Stromae | Belgium
A slang variant of the French language, in which syllabic inversion is used to create a coded version of the original.
Example: Maestro can be split into two syllabic components: Mae- and -stro. The Verlan argot rearranges this into…
Stromae (neé Paul Van Haver).

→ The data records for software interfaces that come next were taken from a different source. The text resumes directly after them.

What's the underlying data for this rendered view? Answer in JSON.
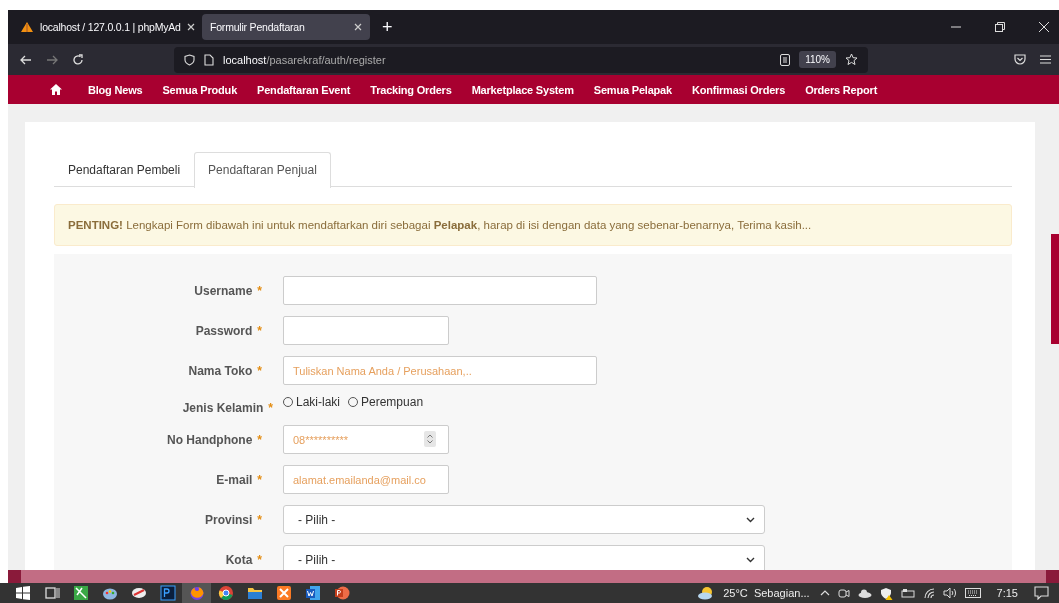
{
  "browser": {
    "tabs": [
      {
        "title": "localhost / 127.0.0.1 | phpMyAd",
        "selected": false
      },
      {
        "title": "Formulir Pendaftaran",
        "selected": true
      }
    ],
    "new_tab": "+",
    "url": {
      "host": "localhost",
      "path": "/pasarekraf/auth/register"
    },
    "zoom": "110%"
  },
  "nav": {
    "items": [
      {
        "label": "Blog News"
      },
      {
        "label": "Semua Produk"
      },
      {
        "label": "Pendaftaran Event"
      },
      {
        "label": "Tracking Orders"
      },
      {
        "label": "Marketplace System"
      },
      {
        "label": "Semua Pelapak"
      },
      {
        "label": "Konfirmasi Orders"
      },
      {
        "label": "Orders Report"
      }
    ]
  },
  "form_tabs": [
    {
      "label": "Pendaftaran Pembeli",
      "selected": false
    },
    {
      "label": "Pendaftaran Penjual",
      "selected": true
    }
  ],
  "alert": "**PENTING!** Lengkapi Form dibawah ini untuk mendaftarkan diri sebagai **Pelapak**, harap di isi dengan data yang sebenar-benarnya, Terima kasih...",
  "fields": [
    {
      "kind": "longtext",
      "label": "Username",
      "asterisk": "*"
    },
    {
      "kind": "text",
      "label": "Password",
      "asterisk": "*"
    },
    {
      "kind": "longtext",
      "label": "Nama Toko",
      "asterisk": "*",
      "placeholder": "Tuliskan Nama Anda / Perusahaan,.."
    },
    {
      "kind": "radio",
      "label": "Jenis Kelamin",
      "asterisk": "*",
      "options": [
        {
          "label": "Laki-laki",
          "selected": false
        },
        {
          "label": "Perempuan",
          "selected": false
        }
      ]
    },
    {
      "kind": "number",
      "label": "No Handphone",
      "asterisk": "*",
      "placeholder": "08**********"
    },
    {
      "kind": "text",
      "label": "E-mail",
      "asterisk": "*",
      "placeholder": "alamat.emailanda@mail.co"
    },
    {
      "kind": "select",
      "label": "Provinsi",
      "asterisk": "*",
      "value": "- Pilih -"
    },
    {
      "kind": "select",
      "label": "Kota",
      "asterisk": "*",
      "value": "- Pilih -"
    }
  ],
  "taskbar": {
    "apps": [
      {
        "kind": "start",
        "selected": false
      },
      {
        "kind": "taskview",
        "selected": false
      },
      {
        "kind": "green",
        "selected": false
      },
      {
        "kind": "paint",
        "selected": false
      },
      {
        "kind": "tool",
        "selected": false
      },
      {
        "kind": "ps",
        "selected": false
      },
      {
        "kind": "firefox",
        "selected": true
      },
      {
        "kind": "chrome",
        "selected": false
      },
      {
        "kind": "folder",
        "selected": false
      },
      {
        "kind": "xampp",
        "selected": false
      },
      {
        "kind": "word",
        "selected": false
      },
      {
        "kind": "ppt",
        "selected": false
      }
    ],
    "weather": "25°C  Sebagian...",
    "time": "7:15"
  }
}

My first encounter with the Belgian composer/producer/musician was in his official video for Formidable. A slender character is seen stumbling, apparently intoxicated, through the streets of his capital city. My second encounter was of the same song sung live on the French evening news and talk show, Le Grand Journal. Yet again, the long legs seemed to deny fate’s attempt to entangle themselves, as the artist slings himself across the stage, seemingly beyond the realms of sobriety. Regardless of my growing suspicions that this man felt it was his duty to rekindle the late Winehouse’s stage theatrics – nothing could prevent my ears from absorbing the insistent twang of Formidable’s backing synth. Nor could I disregard those melancholic lyrics, underpinned by swooping melodies, combining tragedy, sadness, and yet a hint of hope as, once more, the chorus takes off with the ascending “Formidable”. I then stumble across an English interview and am pleasantly surprised by Stromae’s perkiness, intelligence and general positive radiance. It turns out that, behind the scenes, the artist is quite a mismatch from my initial judgements. Age 12 saw his introduction to classical theory behind the drum kit, but it wasn’t until 10 years later that Van Haver focused his attention purely towards music, and released his first album “Juste un cerveau, un flow, un fond et un mic…”. This marked the start of what would become Stromae’s musical career.

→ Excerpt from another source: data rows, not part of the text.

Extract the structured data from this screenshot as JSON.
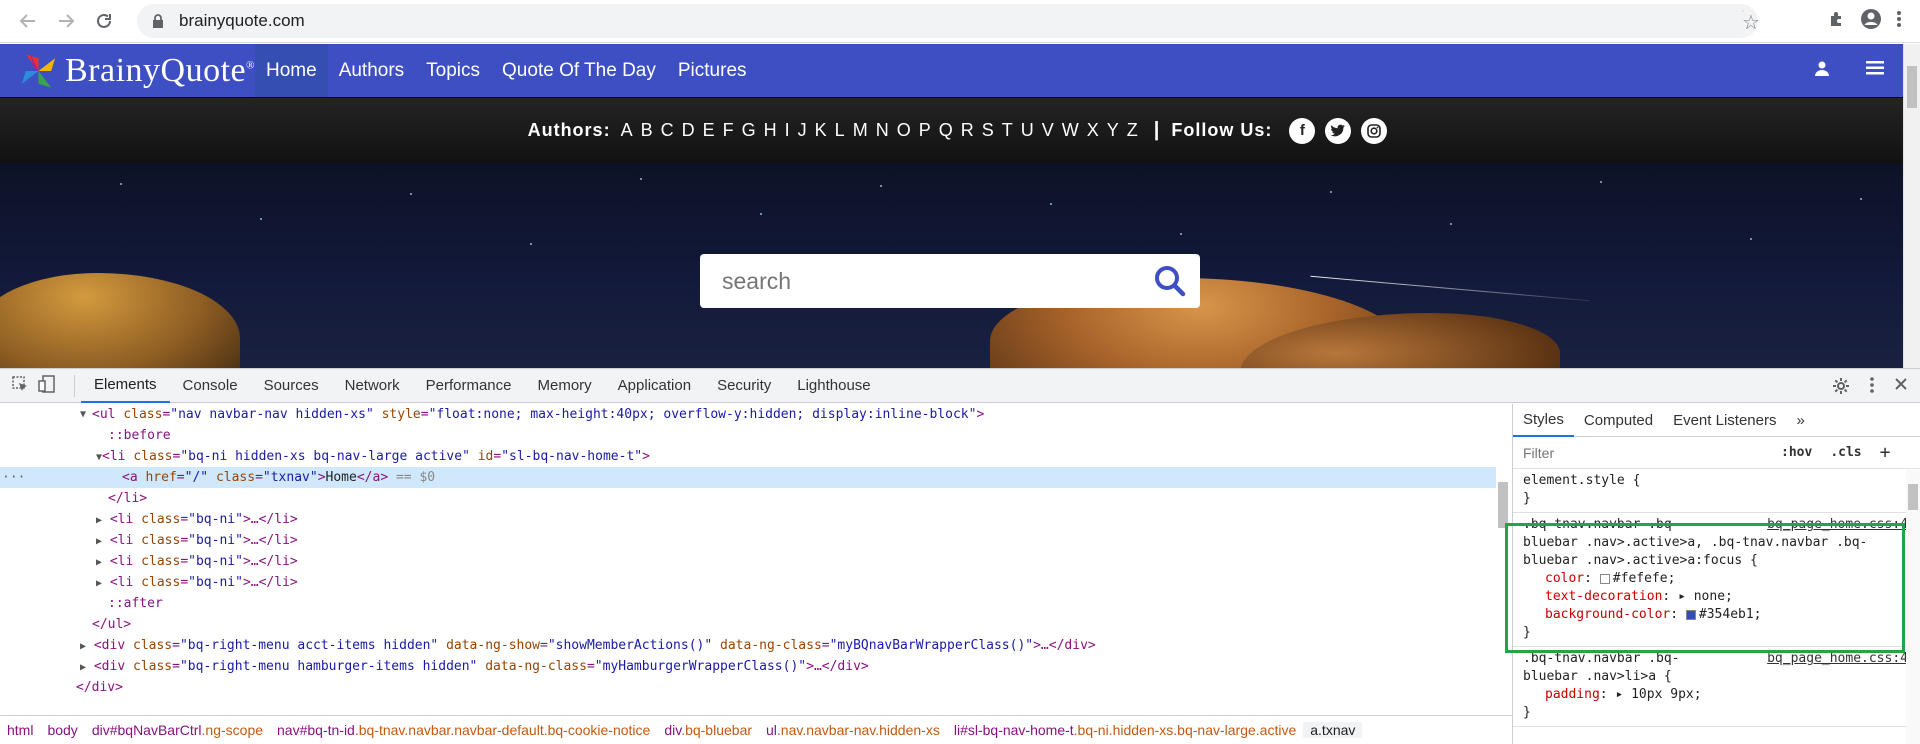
{
  "browser": {
    "url": "brainyquote.com"
  },
  "site": {
    "logo": "BrainyQuote",
    "logo_mark": "®",
    "nav": [
      "Home",
      "Authors",
      "Topics",
      "Quote Of The Day",
      "Pictures"
    ],
    "authors_label": "Authors:",
    "letters": [
      "A",
      "B",
      "C",
      "D",
      "E",
      "F",
      "G",
      "H",
      "I",
      "J",
      "K",
      "L",
      "M",
      "N",
      "O",
      "P",
      "Q",
      "R",
      "S",
      "T",
      "U",
      "V",
      "W",
      "X",
      "Y",
      "Z"
    ],
    "separator": "|",
    "follow_label": "Follow Us:",
    "search_placeholder": "search"
  },
  "devtools": {
    "tabs": [
      "Elements",
      "Console",
      "Sources",
      "Network",
      "Performance",
      "Memory",
      "Application",
      "Security",
      "Lighthouse"
    ],
    "dom": {
      "l1_attrs": "ul class=\"nav navbar-nav hidden-xs\" style=\"float:none; max-height:40px; overflow-y:hidden; display:inline-block\"",
      "before": "::before",
      "l3": "li class=\"bq-ni hidden-xs bq-nav-large active\" id=\"sl-bq-nav-home-t\"",
      "a_open": "<a href=\"/\" class=\"txnav\">",
      "a_text": "Home",
      "a_close": "</a>",
      "a_eq": " == $0",
      "li_close": "</li>",
      "li_collapsed": "<li class=\"bq-ni\">…</li>",
      "after": "::after",
      "ul_close": "</ul>",
      "div1": "<div class=\"bq-right-menu acct-items hidden\" data-ng-show=\"showMemberActions()\" data-ng-class=\"myBQnavBarWrapperClass()\">…</div>",
      "div2": "<div class=\"bq-right-menu hamburger-items hidden\" data-ng-class=\"myHamburgerWrapperClass()\">…</div>",
      "div_close": "</div>"
    },
    "breadcrumbs": [
      {
        "tag": "html",
        "cls": ""
      },
      {
        "tag": "body",
        "cls": ""
      },
      {
        "tag": "div#bqNavBarCtrl",
        "cls": ".ng-scope"
      },
      {
        "tag": "nav#bq-tn-id",
        "cls": ".bq-tnav.navbar.navbar-default.bq-cookie-notice"
      },
      {
        "tag": "div",
        "cls": ".bq-bluebar"
      },
      {
        "tag": "ul",
        "cls": ".nav.navbar-nav.hidden-xs"
      },
      {
        "tag": "li#sl-bq-nav-home-t",
        "cls": ".bq-ni.hidden-xs.bq-nav-large.active"
      },
      {
        "tag": "a.txnav",
        "cls": ""
      }
    ],
    "styles": {
      "tabs": [
        "Styles",
        "Computed",
        "Event Listeners",
        "»"
      ],
      "filter_placeholder": "Filter",
      "hov": ":hov",
      "cls": ".cls",
      "plus": "+",
      "element_style": "element.style {",
      "close_brace": "}",
      "rule1_selector_1": ".bq-tnav.navbar .bq-",
      "rule1_selector_2": "bluebar .nav>.active>a, .bq-tnav.navbar .bq-",
      "rule1_selector_3": "bluebar .nav>.active>a:focus {",
      "rule1_file": "bq_page_home.css:4",
      "rule1_props": [
        {
          "name": "color",
          "value": "#fefefe;",
          "swatch": "#fefefe"
        },
        {
          "name": "text-decoration",
          "value": "▸ none;",
          "swatch": ""
        },
        {
          "name": "background-color",
          "value": "#354eb1;",
          "swatch": "#354eb1"
        }
      ],
      "rule2_selector_1": ".bq-tnav.navbar .bq-",
      "rule2_selector_2": "bluebar .nav>li>a {",
      "rule2_file": "bq_page_home.css:4",
      "rule2_props": [
        {
          "name": "padding",
          "value": "▸ 10px 9px;"
        }
      ]
    }
  },
  "colors": {
    "bluebar": "#3e4fc4",
    "active_nav": "#354eb1",
    "highlight": "#22a447"
  }
}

However, without doubt, what catapulted him into the European limelight was his 2010 hit single Alors on Danse, from the album Cheese. Originally stimulated by hip-hop, yet determined to create his own stamp on the music; Stromae fuses genres including pop rock, electronica, and techno music, quoting fellow Belgian-based artist Technotronic as inspiration. The lyrics are highly focussed on addressing real life issues such as divorce, “money problems… the study, the work…” and a reminder that we should not “forget to dance.” Stating in interviews his surprise at the support he received, not only from nearby countries such as France, Holland and Romania, but also his homeland, it is evident that Stromae also values close-knit relationships, saying that real friends are “at the beginning, and they will be there at the end too.” It is here that we reach the heart and soul of what Stromae is about. Realism, contrasted against the backdrop of delusional 21st Century lifestyles. The former indicates an origin from a more historic musical period (Chanson Française has been quoted by the artist himself), whilst the latter gives evidence to his immersion within a sugar-coated-photo-shopped popular culture. Lyrics from Te Quiero stand out in this respect: “… we have to play those silly games… jewellery, kisses… sweet words and low blows, insults, hits and so on and so on…”

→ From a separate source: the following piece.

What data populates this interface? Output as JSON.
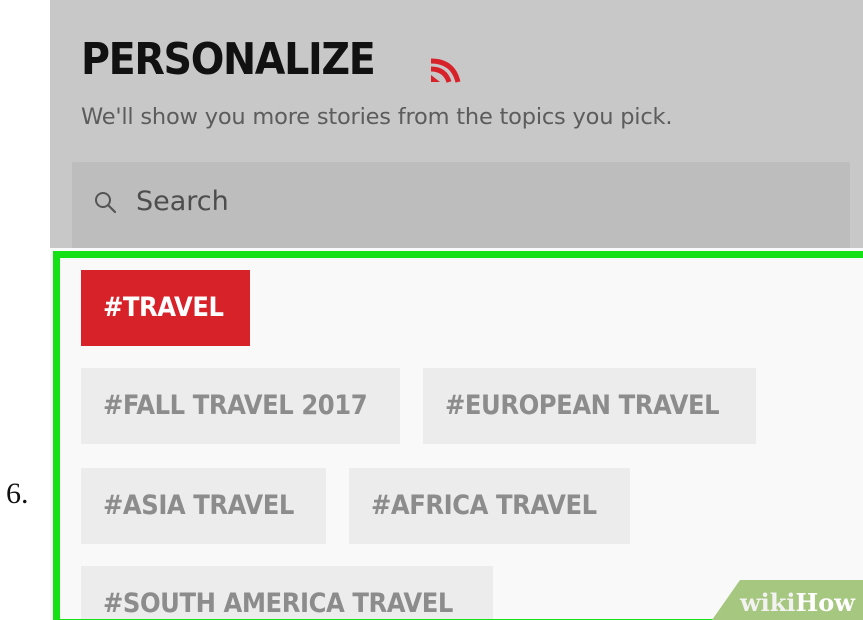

But perhaps what underpins all this, at an even more fundamental level, is pure passion.“If you can do it 24 hours without sleeping, I think that’s your job!”, is his advice to younger generations hoping to pursue a similar path, and shuns the notion that fame is a valid motive. Performances, interviews, lyrics, and the music itself symbolises a man who has stories to tell, ideas to convey and puts the music before all else. Indeed, his latest album Racine Carrée (2013) was received with huge acclaim throughout Europe, reaching Platinum in both Belgium and Switzerland. Stromae has struck a resonant chord with his listeners, who are only too keen to absorb his musical energy and lyrical topics. Visit his website for information on tour dates and future releases.